▶ [Goal of the exercise]:
Copy out every line of the data that has the word "icon" somewhere in it.

Stored data:
━━━━━━━━━━━━━━━━

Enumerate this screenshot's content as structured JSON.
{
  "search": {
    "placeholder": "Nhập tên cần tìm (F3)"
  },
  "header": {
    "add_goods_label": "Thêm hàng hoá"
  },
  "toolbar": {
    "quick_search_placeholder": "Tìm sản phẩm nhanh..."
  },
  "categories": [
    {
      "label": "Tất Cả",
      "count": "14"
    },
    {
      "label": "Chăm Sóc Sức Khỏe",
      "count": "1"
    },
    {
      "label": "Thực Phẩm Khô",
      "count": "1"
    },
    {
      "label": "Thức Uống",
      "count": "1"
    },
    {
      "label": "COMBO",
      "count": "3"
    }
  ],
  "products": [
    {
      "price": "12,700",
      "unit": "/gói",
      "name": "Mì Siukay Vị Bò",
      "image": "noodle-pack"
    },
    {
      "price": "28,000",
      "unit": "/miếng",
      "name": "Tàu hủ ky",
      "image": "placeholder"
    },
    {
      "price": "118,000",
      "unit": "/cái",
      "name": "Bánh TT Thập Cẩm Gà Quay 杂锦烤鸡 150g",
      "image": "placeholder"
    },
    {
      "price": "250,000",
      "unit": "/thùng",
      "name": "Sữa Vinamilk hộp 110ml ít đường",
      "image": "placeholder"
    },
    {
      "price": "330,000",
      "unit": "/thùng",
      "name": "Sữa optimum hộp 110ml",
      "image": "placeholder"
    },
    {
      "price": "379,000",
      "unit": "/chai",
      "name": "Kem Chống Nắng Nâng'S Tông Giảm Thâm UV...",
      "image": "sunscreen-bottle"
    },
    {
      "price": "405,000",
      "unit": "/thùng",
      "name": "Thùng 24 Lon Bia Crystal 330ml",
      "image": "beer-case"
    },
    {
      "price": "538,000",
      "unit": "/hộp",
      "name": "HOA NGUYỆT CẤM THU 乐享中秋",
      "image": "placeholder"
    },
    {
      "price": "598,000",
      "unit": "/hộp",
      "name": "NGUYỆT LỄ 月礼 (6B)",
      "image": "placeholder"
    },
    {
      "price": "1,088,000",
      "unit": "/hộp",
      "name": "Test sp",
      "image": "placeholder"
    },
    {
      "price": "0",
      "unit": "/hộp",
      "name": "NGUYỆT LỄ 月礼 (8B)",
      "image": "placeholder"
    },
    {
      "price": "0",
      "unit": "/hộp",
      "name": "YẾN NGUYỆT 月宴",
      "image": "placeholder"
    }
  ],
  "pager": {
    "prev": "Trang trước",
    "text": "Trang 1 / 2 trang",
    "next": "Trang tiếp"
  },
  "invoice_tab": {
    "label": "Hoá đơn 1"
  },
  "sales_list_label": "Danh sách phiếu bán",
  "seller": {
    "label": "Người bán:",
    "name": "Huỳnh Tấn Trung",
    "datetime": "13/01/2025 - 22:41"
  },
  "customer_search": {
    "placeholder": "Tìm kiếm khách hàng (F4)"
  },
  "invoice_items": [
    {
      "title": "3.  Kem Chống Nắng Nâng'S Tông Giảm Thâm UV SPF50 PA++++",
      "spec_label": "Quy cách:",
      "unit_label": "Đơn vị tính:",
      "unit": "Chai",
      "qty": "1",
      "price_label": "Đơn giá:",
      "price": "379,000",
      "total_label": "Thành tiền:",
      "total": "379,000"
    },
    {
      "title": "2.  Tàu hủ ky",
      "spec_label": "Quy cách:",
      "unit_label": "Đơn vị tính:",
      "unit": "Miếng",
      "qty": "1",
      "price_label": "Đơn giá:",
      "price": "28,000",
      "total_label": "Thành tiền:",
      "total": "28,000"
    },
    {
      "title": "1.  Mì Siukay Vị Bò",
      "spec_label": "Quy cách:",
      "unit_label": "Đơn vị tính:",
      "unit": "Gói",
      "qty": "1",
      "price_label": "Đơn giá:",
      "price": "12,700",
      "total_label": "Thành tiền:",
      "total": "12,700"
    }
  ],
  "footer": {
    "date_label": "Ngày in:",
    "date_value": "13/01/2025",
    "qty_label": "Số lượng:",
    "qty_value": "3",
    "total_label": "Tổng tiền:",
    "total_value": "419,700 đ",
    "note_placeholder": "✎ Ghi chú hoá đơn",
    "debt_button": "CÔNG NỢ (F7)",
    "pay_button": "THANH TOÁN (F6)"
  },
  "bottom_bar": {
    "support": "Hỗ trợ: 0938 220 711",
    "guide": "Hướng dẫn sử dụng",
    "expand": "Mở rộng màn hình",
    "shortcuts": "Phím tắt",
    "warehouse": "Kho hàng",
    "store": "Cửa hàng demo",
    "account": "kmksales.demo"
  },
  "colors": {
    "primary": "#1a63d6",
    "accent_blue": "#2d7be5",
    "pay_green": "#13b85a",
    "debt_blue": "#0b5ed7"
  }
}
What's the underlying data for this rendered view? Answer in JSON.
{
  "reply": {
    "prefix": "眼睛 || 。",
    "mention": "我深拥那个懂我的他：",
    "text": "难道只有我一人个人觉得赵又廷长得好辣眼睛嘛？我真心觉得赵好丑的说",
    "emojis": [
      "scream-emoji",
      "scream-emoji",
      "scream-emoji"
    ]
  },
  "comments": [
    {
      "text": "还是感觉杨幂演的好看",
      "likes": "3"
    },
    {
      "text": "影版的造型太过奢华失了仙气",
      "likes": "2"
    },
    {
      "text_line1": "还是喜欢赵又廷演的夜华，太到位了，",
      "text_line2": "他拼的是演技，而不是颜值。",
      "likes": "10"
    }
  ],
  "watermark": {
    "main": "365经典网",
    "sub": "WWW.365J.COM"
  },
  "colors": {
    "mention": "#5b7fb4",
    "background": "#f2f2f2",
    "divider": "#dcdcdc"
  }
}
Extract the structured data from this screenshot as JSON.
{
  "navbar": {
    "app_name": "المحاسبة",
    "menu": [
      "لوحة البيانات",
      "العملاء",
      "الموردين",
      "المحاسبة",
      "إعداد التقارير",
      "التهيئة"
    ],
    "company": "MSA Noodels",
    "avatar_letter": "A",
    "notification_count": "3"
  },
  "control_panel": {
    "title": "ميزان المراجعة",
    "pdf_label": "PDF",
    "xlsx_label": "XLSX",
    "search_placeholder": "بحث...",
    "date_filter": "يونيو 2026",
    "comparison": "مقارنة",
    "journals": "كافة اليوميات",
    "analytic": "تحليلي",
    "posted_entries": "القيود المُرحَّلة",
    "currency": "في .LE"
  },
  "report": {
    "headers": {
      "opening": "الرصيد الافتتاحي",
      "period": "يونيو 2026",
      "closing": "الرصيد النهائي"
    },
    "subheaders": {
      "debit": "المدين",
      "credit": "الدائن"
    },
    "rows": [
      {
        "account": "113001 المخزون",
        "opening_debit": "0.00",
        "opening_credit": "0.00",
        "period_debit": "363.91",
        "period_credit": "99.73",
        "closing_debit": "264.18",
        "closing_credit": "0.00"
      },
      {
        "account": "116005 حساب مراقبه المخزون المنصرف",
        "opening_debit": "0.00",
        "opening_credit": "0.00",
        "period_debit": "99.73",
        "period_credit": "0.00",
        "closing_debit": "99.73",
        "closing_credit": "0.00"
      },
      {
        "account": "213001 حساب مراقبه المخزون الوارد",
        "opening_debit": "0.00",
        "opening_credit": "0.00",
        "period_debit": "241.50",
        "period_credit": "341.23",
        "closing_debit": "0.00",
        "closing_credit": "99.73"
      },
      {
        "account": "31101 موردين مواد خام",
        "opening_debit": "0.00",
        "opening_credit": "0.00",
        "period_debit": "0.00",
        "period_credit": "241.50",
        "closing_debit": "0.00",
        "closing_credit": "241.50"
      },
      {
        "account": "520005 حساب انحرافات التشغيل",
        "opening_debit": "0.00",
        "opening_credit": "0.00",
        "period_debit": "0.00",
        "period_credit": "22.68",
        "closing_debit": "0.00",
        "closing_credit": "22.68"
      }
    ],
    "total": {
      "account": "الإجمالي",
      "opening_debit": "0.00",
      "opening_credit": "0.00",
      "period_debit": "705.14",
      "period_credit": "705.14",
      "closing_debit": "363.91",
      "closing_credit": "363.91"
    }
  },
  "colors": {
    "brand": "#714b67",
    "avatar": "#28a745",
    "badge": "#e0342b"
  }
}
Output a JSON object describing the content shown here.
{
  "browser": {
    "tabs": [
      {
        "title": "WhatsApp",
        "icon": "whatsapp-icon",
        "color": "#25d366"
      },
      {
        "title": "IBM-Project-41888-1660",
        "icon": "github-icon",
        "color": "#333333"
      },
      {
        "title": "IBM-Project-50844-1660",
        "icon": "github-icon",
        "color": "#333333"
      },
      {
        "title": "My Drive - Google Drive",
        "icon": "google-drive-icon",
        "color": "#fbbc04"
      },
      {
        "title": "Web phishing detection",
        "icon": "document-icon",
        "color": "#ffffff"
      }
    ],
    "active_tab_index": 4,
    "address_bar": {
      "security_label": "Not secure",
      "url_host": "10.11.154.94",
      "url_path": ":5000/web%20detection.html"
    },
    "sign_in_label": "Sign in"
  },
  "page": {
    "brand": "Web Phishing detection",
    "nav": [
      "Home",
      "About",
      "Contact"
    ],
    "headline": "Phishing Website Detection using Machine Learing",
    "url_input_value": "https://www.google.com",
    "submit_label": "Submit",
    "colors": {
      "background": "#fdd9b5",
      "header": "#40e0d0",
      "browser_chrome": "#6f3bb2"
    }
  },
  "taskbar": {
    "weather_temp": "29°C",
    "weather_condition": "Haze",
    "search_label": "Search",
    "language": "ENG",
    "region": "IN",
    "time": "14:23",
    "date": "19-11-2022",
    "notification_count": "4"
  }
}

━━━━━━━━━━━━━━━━

▶ [Response]:
        "icon": "whatsapp-icon",
        "icon": "github-icon",
        "icon": "github-icon",
        "icon": "google-drive-icon",
        "icon": "document-icon",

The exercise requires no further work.